I think almost every tea drinker I know has bemoaned the sad state of tea in American restaurants at one time or another. Even high-end establishments disappoint with tepid water and poor quality tea bags, although there are some rare exceptions like NYC’s Eleven Madison Park. I’m always confused by this because very often the same place will offer coffee from one of the so-called “third wave” vendors. Here’s the thing, making tea isn’t hard. It doesn’t require a gargantuan effort. There are some really simple changes a restaurant could make to transform the customer experience.
Don’t Make It an Afterthought
Tea is usually found at the very end of a menu, often as a single line item. This sends a subliminal message to any tea drinker that this establishment does not care about the tea they offer. More than likely we will be brought Lipton or Tetley alongside water of questionable temperature and taste. Surely paying customers deserve better than grocery store fare. There are a ton of options for restaurants to upgrade the quality of the tea that they serve. Companies like Harney and Sons, Adagio Teas and Rishi Tea all offer food service options. If you don’t have the time and knowledge to dedicate to curate a tea selection, consider asking your coffee distributor or hiring a tea professional.
Offer Loose Leaf
I’m just going to say it. Loose leaf is better than tea bags. Call me a tea snob but this is an inevitable truth for anyone who takes the time to really explore the tea world. Offering loose leaf tea is probably the most impactful step that a restaurant can take to improve their tea service. The customer experience is immediately transformed from one of apathy to one of epicurean novelty. For most Americans, tea that does not come in tea bags is still a fairly unfamiliar thing. Your restaurant is sure to stick in a customer’s mind for a long time if you are the one to initiate them to the wonderful world of tea.
Dedicate an Electric Kettle

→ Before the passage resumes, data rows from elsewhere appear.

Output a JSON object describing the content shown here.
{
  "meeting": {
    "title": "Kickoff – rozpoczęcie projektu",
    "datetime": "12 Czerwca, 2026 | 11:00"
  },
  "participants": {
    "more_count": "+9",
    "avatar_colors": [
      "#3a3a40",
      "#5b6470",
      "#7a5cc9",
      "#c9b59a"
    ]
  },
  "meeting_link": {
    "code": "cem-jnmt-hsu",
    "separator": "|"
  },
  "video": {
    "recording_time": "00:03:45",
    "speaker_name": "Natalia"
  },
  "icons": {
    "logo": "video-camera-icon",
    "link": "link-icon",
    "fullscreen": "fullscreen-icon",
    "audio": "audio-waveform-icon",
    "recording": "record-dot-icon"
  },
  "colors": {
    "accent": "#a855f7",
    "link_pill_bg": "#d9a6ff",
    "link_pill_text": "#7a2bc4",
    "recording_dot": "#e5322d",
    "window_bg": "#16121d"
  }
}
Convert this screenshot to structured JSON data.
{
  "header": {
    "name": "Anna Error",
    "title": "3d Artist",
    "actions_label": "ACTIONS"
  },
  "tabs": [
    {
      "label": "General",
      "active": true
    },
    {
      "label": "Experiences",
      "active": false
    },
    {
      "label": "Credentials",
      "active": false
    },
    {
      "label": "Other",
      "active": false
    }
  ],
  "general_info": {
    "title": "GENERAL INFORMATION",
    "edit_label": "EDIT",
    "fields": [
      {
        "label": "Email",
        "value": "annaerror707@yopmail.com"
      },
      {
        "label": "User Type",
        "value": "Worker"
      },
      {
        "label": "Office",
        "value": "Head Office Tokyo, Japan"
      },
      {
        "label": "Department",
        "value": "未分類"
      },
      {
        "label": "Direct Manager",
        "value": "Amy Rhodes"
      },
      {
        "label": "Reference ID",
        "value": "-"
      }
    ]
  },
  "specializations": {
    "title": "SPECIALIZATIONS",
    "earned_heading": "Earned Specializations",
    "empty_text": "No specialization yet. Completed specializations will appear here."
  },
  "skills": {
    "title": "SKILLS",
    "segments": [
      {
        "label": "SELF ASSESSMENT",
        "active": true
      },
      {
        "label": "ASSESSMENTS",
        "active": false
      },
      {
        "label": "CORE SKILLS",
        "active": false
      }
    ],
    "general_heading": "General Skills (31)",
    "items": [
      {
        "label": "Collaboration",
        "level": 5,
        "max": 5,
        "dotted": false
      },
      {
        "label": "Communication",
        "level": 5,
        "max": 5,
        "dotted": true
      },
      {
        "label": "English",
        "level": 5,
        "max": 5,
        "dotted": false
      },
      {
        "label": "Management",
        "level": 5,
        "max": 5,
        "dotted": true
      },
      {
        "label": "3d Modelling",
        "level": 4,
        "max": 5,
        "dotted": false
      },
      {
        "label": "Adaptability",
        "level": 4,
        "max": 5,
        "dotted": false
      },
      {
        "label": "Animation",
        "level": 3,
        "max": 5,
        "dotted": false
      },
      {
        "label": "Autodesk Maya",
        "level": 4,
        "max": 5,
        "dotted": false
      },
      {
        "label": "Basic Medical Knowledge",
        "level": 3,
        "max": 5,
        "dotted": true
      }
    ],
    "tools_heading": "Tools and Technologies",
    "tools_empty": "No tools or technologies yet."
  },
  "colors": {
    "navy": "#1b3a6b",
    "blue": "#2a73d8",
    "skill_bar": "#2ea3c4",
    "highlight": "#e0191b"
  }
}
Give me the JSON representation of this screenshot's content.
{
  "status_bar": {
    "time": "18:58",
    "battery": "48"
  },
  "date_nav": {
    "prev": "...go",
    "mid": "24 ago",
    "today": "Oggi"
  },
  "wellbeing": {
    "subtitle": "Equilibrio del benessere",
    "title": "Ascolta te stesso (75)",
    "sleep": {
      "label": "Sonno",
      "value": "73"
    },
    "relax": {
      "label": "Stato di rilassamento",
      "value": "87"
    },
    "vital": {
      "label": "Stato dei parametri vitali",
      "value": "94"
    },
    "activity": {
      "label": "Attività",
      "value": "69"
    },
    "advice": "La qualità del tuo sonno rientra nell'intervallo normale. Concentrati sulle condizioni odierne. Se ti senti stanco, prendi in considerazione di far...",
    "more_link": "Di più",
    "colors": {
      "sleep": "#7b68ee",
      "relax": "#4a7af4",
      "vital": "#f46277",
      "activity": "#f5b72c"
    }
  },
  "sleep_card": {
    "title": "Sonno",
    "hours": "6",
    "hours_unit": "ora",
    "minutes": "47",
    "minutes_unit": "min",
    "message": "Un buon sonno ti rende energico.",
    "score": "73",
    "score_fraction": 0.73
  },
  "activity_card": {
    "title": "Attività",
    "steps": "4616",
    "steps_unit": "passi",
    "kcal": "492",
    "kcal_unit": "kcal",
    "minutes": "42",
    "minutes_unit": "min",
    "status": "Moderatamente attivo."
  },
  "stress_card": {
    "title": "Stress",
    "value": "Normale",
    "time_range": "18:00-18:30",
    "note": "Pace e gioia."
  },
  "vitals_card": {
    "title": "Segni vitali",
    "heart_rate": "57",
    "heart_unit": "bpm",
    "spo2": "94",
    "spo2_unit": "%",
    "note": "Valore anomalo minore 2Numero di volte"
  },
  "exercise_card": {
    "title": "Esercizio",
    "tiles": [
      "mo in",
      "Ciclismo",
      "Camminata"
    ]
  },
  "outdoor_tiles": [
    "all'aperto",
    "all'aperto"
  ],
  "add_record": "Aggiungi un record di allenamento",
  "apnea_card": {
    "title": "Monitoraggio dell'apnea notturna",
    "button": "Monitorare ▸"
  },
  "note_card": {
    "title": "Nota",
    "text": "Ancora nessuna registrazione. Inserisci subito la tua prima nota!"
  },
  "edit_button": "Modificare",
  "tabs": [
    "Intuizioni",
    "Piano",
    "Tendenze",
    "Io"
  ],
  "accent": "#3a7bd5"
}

There is nothing worse than a cup of tea that was made with coffee pot water. Dedicated coffee makers will only dispense water that tastes like dirty bean soup. Yes, we can taste the difference! Investing in an inexpensive electric kettle will allow you to heat water when needed without compromising the customer experience. Another reason why you need an electric kettle is temperature. Coffee is typically brewed at around 200 degrees Fahrenheit. If you had your customer water that hot to make green tea, the result is not going to be pretty.